_Problem to solve_:
Each record must be repeated exactly as it stands.

*** Data to use Section Begins ***

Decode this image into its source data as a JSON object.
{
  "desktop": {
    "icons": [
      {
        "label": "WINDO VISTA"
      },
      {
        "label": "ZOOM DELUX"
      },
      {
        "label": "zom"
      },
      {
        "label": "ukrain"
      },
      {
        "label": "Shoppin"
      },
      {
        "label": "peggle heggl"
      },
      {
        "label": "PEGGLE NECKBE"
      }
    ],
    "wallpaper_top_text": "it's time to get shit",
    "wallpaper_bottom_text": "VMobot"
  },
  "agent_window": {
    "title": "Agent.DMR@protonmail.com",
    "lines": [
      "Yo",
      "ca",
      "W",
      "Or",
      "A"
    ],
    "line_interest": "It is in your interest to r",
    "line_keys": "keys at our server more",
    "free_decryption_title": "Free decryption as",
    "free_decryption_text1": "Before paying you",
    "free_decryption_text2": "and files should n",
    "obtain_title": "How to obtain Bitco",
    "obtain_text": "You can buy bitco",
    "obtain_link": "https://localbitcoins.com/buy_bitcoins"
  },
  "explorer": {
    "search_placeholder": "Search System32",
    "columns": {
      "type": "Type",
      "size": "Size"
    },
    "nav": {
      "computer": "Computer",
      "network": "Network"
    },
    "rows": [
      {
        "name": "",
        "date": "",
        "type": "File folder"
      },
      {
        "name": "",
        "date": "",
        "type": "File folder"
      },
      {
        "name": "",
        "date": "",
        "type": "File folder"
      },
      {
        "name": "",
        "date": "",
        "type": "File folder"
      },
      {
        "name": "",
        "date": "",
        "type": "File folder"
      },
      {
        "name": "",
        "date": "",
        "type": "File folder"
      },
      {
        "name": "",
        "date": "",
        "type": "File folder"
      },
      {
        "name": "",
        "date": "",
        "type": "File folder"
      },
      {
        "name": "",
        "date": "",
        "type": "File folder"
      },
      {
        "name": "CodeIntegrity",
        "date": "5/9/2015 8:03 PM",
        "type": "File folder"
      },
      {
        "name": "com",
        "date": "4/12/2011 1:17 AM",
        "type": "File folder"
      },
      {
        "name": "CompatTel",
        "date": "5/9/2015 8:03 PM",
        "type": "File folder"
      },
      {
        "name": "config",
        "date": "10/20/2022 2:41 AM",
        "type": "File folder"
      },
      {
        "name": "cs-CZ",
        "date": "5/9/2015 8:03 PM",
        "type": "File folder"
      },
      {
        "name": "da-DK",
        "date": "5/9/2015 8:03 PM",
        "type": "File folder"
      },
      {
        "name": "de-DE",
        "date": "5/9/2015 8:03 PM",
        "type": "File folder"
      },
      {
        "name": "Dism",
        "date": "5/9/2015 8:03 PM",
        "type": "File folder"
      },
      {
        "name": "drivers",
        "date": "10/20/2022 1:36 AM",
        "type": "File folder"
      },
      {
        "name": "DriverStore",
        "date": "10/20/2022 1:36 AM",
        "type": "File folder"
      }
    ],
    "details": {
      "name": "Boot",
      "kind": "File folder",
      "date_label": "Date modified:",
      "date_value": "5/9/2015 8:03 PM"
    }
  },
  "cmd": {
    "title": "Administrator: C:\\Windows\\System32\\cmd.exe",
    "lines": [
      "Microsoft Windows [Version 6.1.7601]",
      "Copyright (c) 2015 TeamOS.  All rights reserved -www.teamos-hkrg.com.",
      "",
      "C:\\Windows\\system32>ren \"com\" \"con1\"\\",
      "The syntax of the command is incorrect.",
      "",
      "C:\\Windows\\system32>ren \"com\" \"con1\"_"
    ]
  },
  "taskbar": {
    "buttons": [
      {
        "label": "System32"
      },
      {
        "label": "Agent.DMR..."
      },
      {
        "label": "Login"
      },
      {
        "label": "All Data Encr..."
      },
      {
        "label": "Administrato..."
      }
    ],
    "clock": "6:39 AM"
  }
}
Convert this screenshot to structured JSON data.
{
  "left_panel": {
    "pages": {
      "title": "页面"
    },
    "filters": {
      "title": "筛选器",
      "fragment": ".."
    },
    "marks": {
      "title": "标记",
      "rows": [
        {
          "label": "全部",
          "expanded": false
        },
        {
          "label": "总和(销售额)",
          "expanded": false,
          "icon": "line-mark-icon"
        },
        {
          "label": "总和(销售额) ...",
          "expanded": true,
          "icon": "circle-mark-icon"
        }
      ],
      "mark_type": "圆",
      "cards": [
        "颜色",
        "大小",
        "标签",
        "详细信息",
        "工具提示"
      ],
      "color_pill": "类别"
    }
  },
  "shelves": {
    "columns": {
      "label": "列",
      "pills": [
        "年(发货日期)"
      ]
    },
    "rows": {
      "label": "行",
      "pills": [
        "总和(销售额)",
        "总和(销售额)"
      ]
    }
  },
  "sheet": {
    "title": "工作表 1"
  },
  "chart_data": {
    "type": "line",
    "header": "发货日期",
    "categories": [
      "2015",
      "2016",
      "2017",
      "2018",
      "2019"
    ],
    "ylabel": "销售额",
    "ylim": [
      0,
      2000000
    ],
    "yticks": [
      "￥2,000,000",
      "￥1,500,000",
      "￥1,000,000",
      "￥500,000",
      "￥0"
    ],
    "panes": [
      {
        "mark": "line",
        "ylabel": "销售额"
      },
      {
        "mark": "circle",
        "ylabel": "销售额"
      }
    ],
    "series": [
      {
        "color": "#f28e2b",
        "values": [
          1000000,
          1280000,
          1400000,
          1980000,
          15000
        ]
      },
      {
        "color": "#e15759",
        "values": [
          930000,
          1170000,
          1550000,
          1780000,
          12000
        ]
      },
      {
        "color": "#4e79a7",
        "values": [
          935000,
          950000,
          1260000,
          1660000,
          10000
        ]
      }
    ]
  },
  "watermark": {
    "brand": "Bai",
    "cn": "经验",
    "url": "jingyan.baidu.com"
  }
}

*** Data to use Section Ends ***

_Exercise result_:
Decode this image into its source data as a JSON object.
{
  "desktop": {
    "icons": [
      {
        "label": "WINDO VISTA"
      },
      {
        "label": "ZOOM DELUX"
      },
      {
        "label": "zom"
      },
      {
        "label": "ukrain"
      },
      {
        "label": "Shoppin"
      },
      {
        "label": "peggle heggl"
      },
      {
        "label": "PEGGLE NECKBE"
      }
    ],
    "wallpaper_top_text": "it's time to get shit",
    "wallpaper_bottom_text": "VMobot"
  },
  "agent_window": {
    "title": "Agent.DMR@protonmail.com",
    "lines": [
      "Yo",
      "ca",
      "W",
      "Or",
      "A"
    ],
    "line_interest": "It is in your interest to r",
    "line_keys": "keys at our server more",
    "free_decryption_title": "Free decryption as",
    "free_decryption_text1": "Before paying you",
    "free_decryption_text2": "and files should n",
    "obtain_title": "How to obtain Bitco",
    "obtain_text": "You can buy bitco",
    "obtain_link": "https://localbitcoins.com/buy_bitcoins"
  },
  "explorer": {
    "search_placeholder": "Search System32",
    "columns": {
      "type": "Type",
      "size": "Size"
    },
    "nav": {
      "computer": "Computer",
      "network": "Network"
    },
    "rows": [
      {
        "name": "",
        "date": "",
        "type": "File folder"
      },
      {
        "name": "",
        "date": "",
        "type": "File folder"
      },
      {
        "name": "",
        "date": "",
        "type": "File folder"
      },
      {
        "name": "",
        "date": "",
        "type": "File folder"
      },
      {
        "name": "",
        "date": "",
        "type": "File folder"
      },
      {
        "name": "",
        "date": "",
        "type": "File folder"
      },
      {
        "name": "",
        "date": "",
        "type": "File folder"
      },
      {
        "name": "",
        "date": "",
        "type": "File folder"
      },
      {
        "name": "",
        "date": "",
        "type": "File folder"
      },
      {
        "name": "CodeIntegrity",
        "date": "5/9/2015 8:03 PM",
        "type": "File folder"
      },
      {
        "name": "com",
        "date": "4/12/2011 1:17 AM",
        "type": "File folder"
      },
      {
        "name": "CompatTel",
        "date": "5/9/2015 8:03 PM",
        "type": "File folder"
      },
      {
        "name": "config",
        "date": "10/20/2022 2:41 AM",
        "type": "File folder"
      },
      {
        "name": "cs-CZ",
        "date": "5/9/2015 8:03 PM",
        "type": "File folder"
      },
      {
        "name": "da-DK",
        "date": "5/9/2015 8:03 PM",
        "type": "File folder"
      },
      {
        "name": "de-DE",
        "date": "5/9/2015 8:03 PM",
        "type": "File folder"
      },
      {
        "name": "Dism",
        "date": "5/9/2015 8:03 PM",
        "type": "File folder"
      },
      {
        "name": "drivers",
        "date": "10/20/2022 1:36 AM",
        "type": "File folder"
      },
      {
        "name": "DriverStore",
        "date": "10/20/2022 1:36 AM",
        "type": "File folder"
      }
    ],
    "details": {
      "name": "Boot",
      "kind": "File folder",
      "date_label": "Date modified:",
      "date_value": "5/9/2015 8:03 PM"
    }
  },
  "cmd": {
    "title": "Administrator: C:\\Windows\\System32\\cmd.exe",
    "lines": [
      "Microsoft Windows [Version 6.1.7601]",
      "Copyright (c) 2015 TeamOS.  All rights reserved -www.teamos-hkrg.com.",
      "",
      "C:\\Windows\\system32>ren \"com\" \"con1\"\\",
      "The syntax of the command is incorrect.",
      "",
      "C:\\Windows\\system32>ren \"com\" \"con1\"_"
    ]
  },
  "taskbar": {
    "buttons": [
      {
        "label": "System32"
      },
      {
        "label": "Agent.DMR..."
      },
      {
        "label": "Login"
      },
      {
        "label": "All Data Encr..."
      },
      {
        "label": "Administrato..."
      }
    ],
    "clock": "6:39 AM"
  }
}
Convert this screenshot to structured JSON data.
{
  "left_panel": {
    "pages": {
      "title": "页面"
    },
    "filters": {
      "title": "筛选器",
      "fragment": ".."
    },
    "marks": {
      "title": "标记",
      "rows": [
        {
          "label": "全部",
          "expanded": false
        },
        {
          "label": "总和(销售额)",
          "expanded": false,
          "icon": "line-mark-icon"
        },
        {
          "label": "总和(销售额) ...",
          "expanded": true,
          "icon": "circle-mark-icon"
        }
      ],
      "mark_type": "圆",
      "cards": [
        "颜色",
        "大小",
        "标签",
        "详细信息",
        "工具提示"
      ],
      "color_pill": "类别"
    }
  },
  "shelves": {
    "columns": {
      "label": "列",
      "pills": [
        "年(发货日期)"
      ]
    },
    "rows": {
      "label": "行",
      "pills": [
        "总和(销售额)",
        "总和(销售额)"
      ]
    }
  },
  "sheet": {
    "title": "工作表 1"
  },
  "chart_data": {
    "type": "line",
    "header": "发货日期",
    "categories": [
      "2015",
      "2016",
      "2017",
      "2018",
      "2019"
    ],
    "ylabel": "销售额",
    "ylim": [
      0,
      2000000
    ],
    "yticks": [
      "￥2,000,000",
      "￥1,500,000",
      "￥1,000,000",
      "￥500,000",
      "￥0"
    ],
    "panes": [
      {
        "mark": "line",
        "ylabel": "销售额"
      },
      {
        "mark": "circle",
        "ylabel": "销售额"
      }
    ],
    "series": [
      {
        "color": "#f28e2b",
        "values": [
          1000000,
          1280000,
          1400000,
          1980000,
          15000
        ]
      },
      {
        "color": "#e15759",
        "values": [
          930000,
          1170000,
          1550000,
          1780000,
          12000
        ]
      },
      {
        "color": "#4e79a7",
        "values": [
          935000,
          950000,
          1260000,
          1660000,
          10000
        ]
      }
    ]
  },
  "watermark": {
    "brand": "Bai",
    "cn": "经验",
    "url": "jingyan.baidu.com"
  }
}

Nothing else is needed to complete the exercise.